[WORK INSTRUCTIONS]
Look through the records, and whenever a line includes the word "zoom", copy it.

(Data excerpts)
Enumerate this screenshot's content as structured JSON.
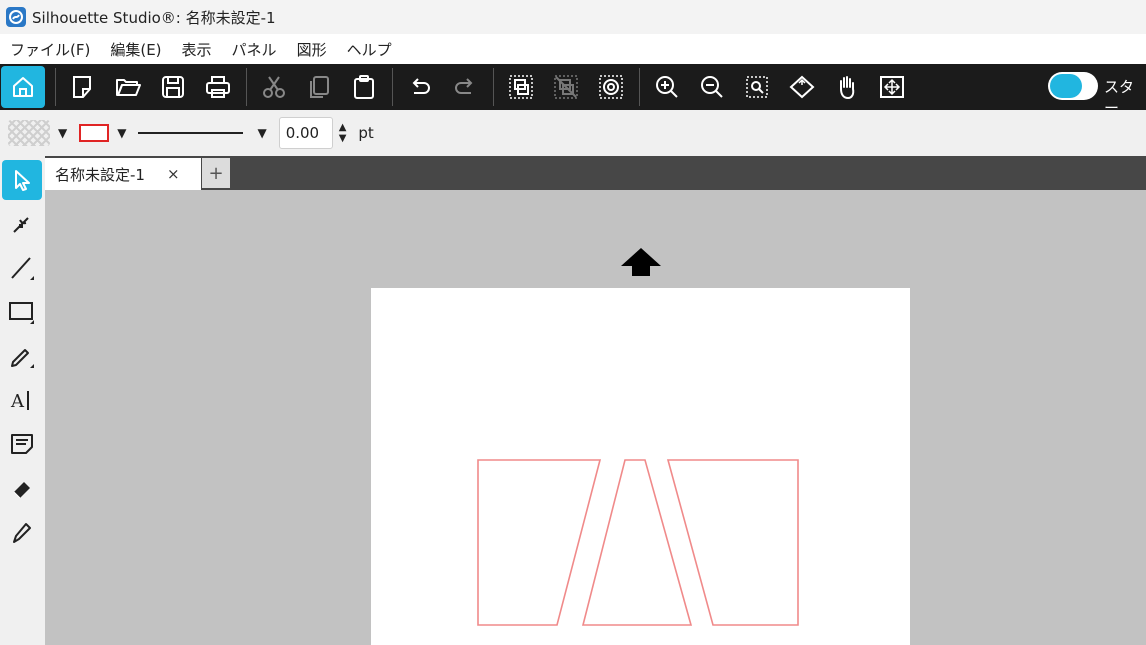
{
  "window": {
    "title": "Silhouette Studio®: 名称未設定-1"
  },
  "menu": {
    "items": [
      "ファイル(F)",
      "編集(E)",
      "表示",
      "パネル",
      "図形",
      "ヘルプ"
    ]
  },
  "toolbar": {
    "buttons": [
      "home-icon",
      "new-document-icon",
      "open-folder-icon",
      "save-icon",
      "print-icon",
      "cut-icon",
      "copy-icon",
      "paste-icon",
      "undo-icon",
      "redo-icon",
      "group-icon",
      "ungroup-icon",
      "release-compound-icon",
      "zoom-in-icon",
      "zoom-out-icon",
      "zoom-selection-icon",
      "fit-page-icon",
      "pan-hand-icon",
      "fit-window-icon"
    ],
    "start_label": "スター",
    "accent": "#21b6e0"
  },
  "properties": {
    "line_width_value": "0.00",
    "unit": "pt",
    "stroke_color": "#e02424"
  },
  "left_tools": [
    "select-tool-icon",
    "point-edit-tool-icon",
    "line-tool-icon",
    "rectangle-tool-icon",
    "pencil-tool-icon",
    "text-tool-icon",
    "notes-tool-icon",
    "eraser-tool-icon",
    "knife-tool-icon"
  ],
  "tabs": {
    "active_label": "名称未設定-1",
    "close_glyph": "×",
    "add_glyph": "+"
  },
  "canvas": {
    "shape_stroke": "#f08a8a"
  }
}
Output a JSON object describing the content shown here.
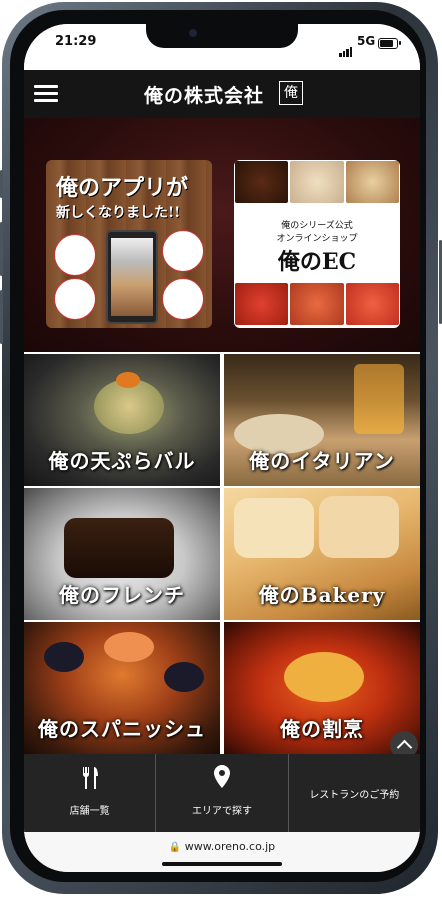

[EXERCISE RESULT]
      "zoom-in-icon",
      "zoom-out-icon",
      "zoom-selection-icon",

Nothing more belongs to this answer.